REQUIREMENT
For this exercise, copy the data exactly and omit any images.

INPUT
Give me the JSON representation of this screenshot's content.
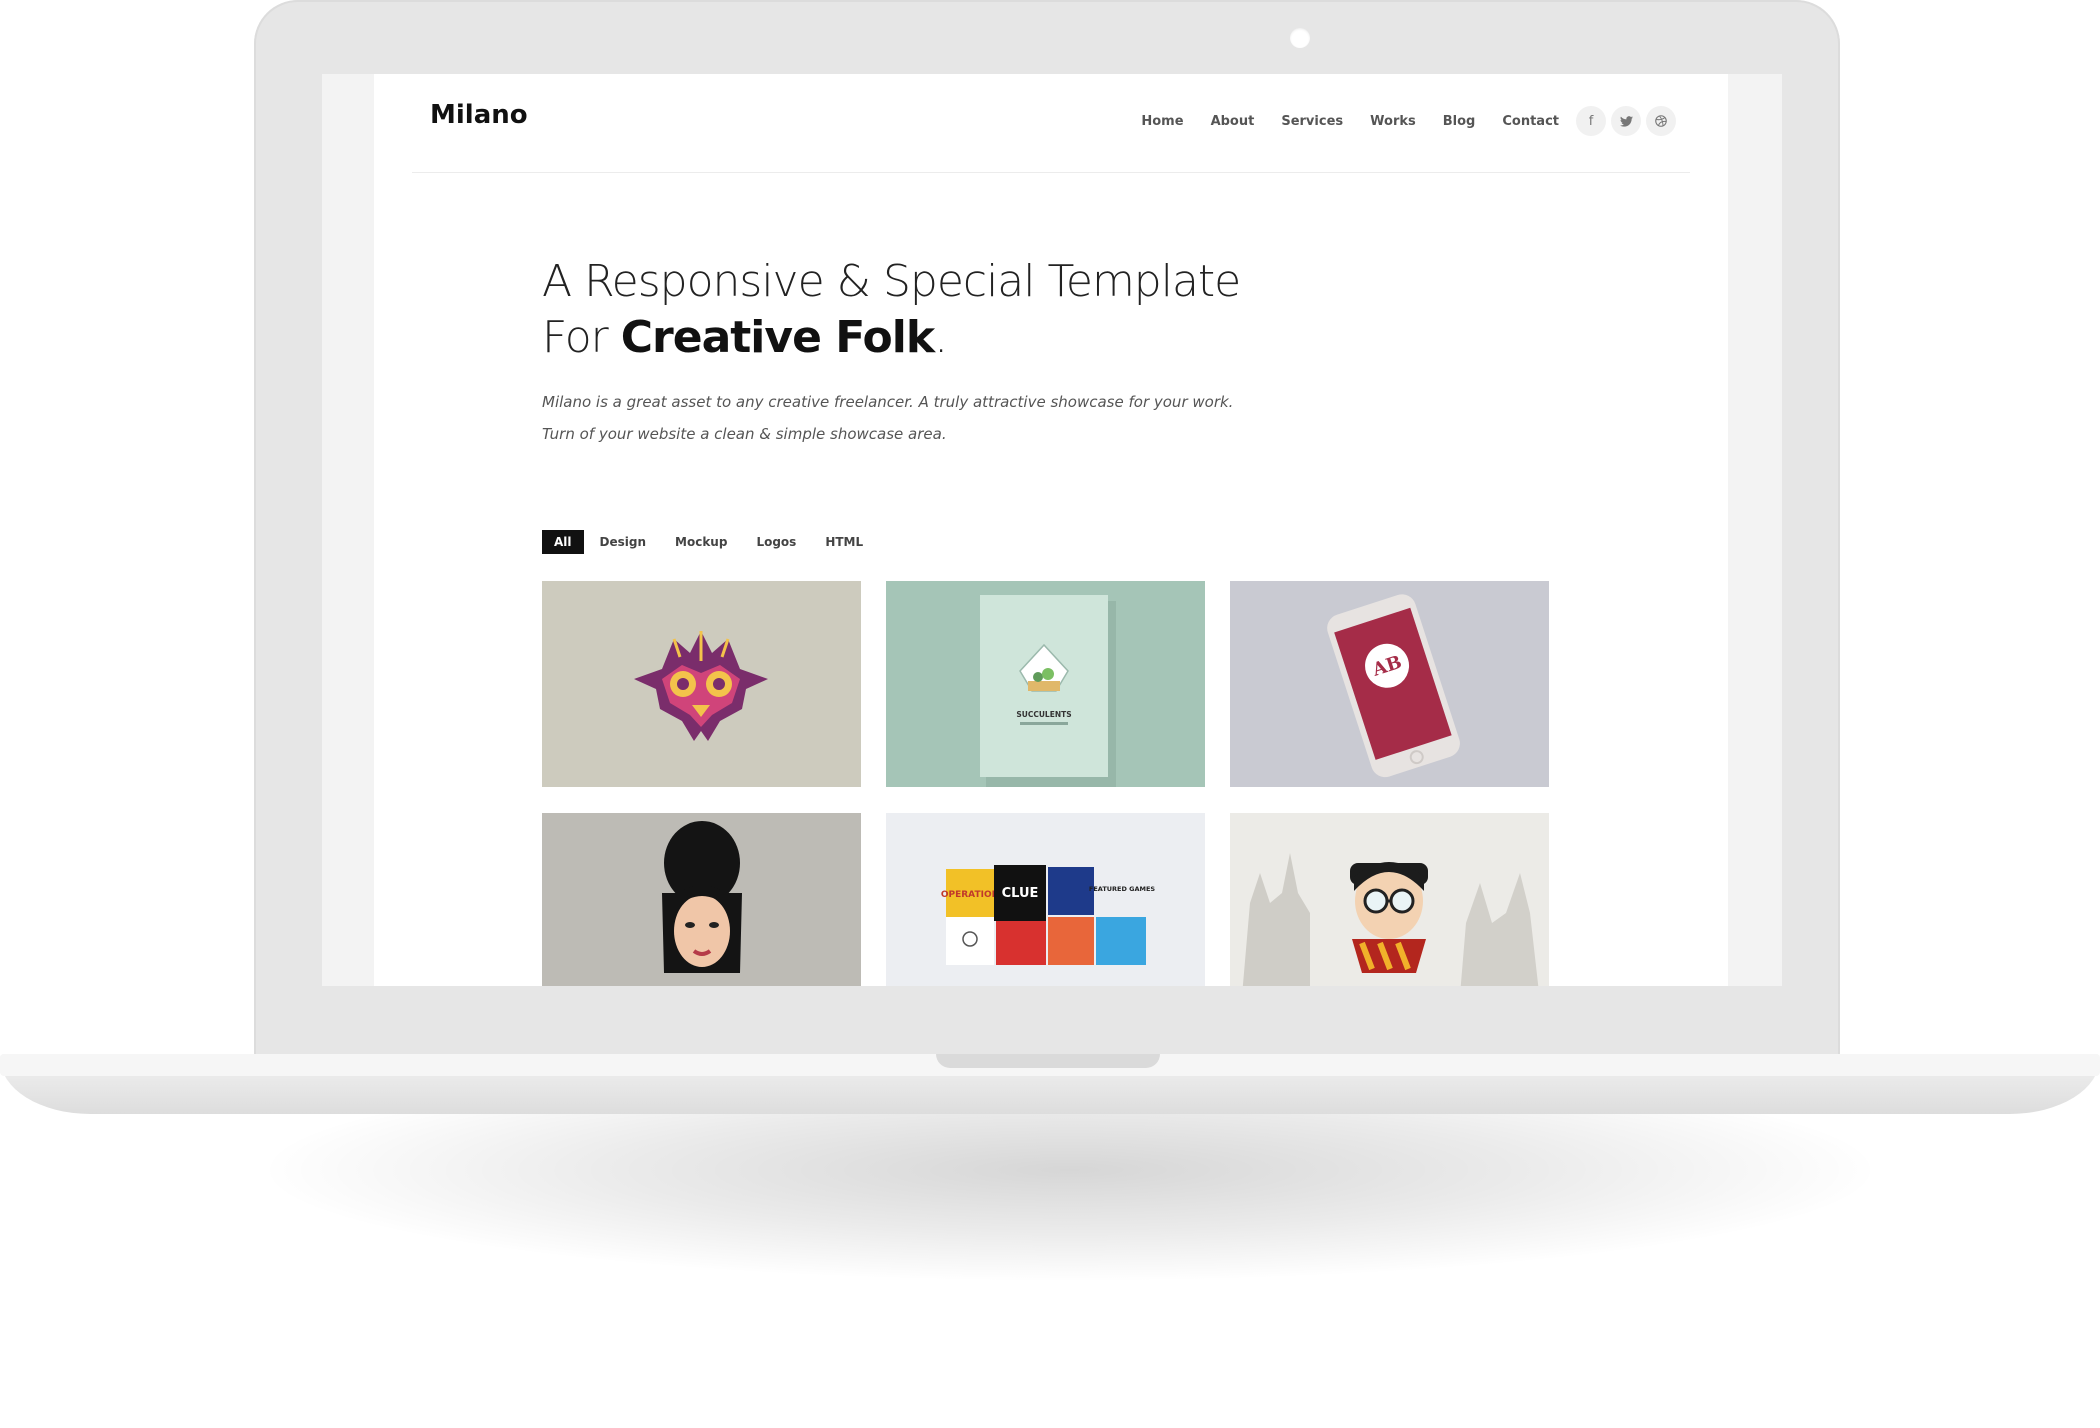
{
  "site": {
    "brand": "Milano"
  },
  "nav": {
    "items": [
      {
        "label": "Home"
      },
      {
        "label": "About"
      },
      {
        "label": "Services"
      },
      {
        "label": "Works"
      },
      {
        "label": "Blog"
      },
      {
        "label": "Contact"
      }
    ],
    "social": [
      {
        "icon": "facebook-icon",
        "glyph": "f"
      },
      {
        "icon": "twitter-icon"
      },
      {
        "icon": "dribbble-icon"
      }
    ]
  },
  "hero": {
    "line1": "A Responsive & Special Template",
    "line2_prefix": "For ",
    "line2_bold": "Creative Folk",
    "line2_suffix": ".",
    "subtitle_line1": "Milano is a great asset to any creative freelancer. A truly attractive showcase for your work.",
    "subtitle_line2": "Turn of your website a clean & simple showcase area."
  },
  "filters": {
    "items": [
      {
        "label": "All",
        "active": true
      },
      {
        "label": "Design"
      },
      {
        "label": "Mockup"
      },
      {
        "label": "Logos"
      },
      {
        "label": "HTML"
      }
    ]
  },
  "portfolio": {
    "items": [
      {
        "name": "mask-illustration",
        "background": "#cdcbbe"
      },
      {
        "name": "succulents-book",
        "background": "#a5c5b7",
        "book_title": "SUCCULENTS"
      },
      {
        "name": "phone-mockup",
        "background": "#c7c8d0",
        "logo_text": "AB"
      },
      {
        "name": "woman-portrait",
        "background": "#bdbbb5"
      },
      {
        "name": "featured-games",
        "background": "#eceef2",
        "labels": [
          "OPERATION",
          "CLUE",
          "FEATURED GAMES"
        ]
      },
      {
        "name": "wizard-boy",
        "background": "#ecebe7"
      }
    ]
  },
  "colors": {
    "text_dark": "#111111",
    "nav_text": "#555555",
    "accent_filter": "#111111",
    "laptop_body": "#e6e6e6"
  }
}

SOLUTION
Give me the JSON representation of this screenshot's content.
{
  "site": {
    "brand": "Milano"
  },
  "nav": {
    "items": [
      {
        "label": "Home"
      },
      {
        "label": "About"
      },
      {
        "label": "Services"
      },
      {
        "label": "Works"
      },
      {
        "label": "Blog"
      },
      {
        "label": "Contact"
      }
    ],
    "social": [
      {
        "icon": "facebook-icon",
        "glyph": "f"
      },
      {
        "icon": "twitter-icon"
      },
      {
        "icon": "dribbble-icon"
      }
    ]
  },
  "hero": {
    "line1": "A Responsive & Special Template",
    "line2_prefix": "For ",
    "line2_bold": "Creative Folk",
    "line2_suffix": ".",
    "subtitle_line1": "Milano is a great asset to any creative freelancer. A truly attractive showcase for your work.",
    "subtitle_line2": "Turn of your website a clean & simple showcase area."
  },
  "filters": {
    "items": [
      {
        "label": "All",
        "active": true
      },
      {
        "label": "Design"
      },
      {
        "label": "Mockup"
      },
      {
        "label": "Logos"
      },
      {
        "label": "HTML"
      }
    ]
  },
  "portfolio": {
    "items": [
      {
        "name": "mask-illustration",
        "background": "#cdcbbe"
      },
      {
        "name": "succulents-book",
        "background": "#a5c5b7",
        "book_title": "SUCCULENTS"
      },
      {
        "name": "phone-mockup",
        "background": "#c7c8d0",
        "logo_text": "AB"
      },
      {
        "name": "woman-portrait",
        "background": "#bdbbb5"
      },
      {
        "name": "featured-games",
        "background": "#eceef2",
        "labels": [
          "OPERATION",
          "CLUE",
          "FEATURED GAMES"
        ]
      },
      {
        "name": "wizard-boy",
        "background": "#ecebe7"
      }
    ]
  },
  "colors": {
    "text_dark": "#111111",
    "nav_text": "#555555",
    "accent_filter": "#111111",
    "laptop_body": "#e6e6e6"
  }
}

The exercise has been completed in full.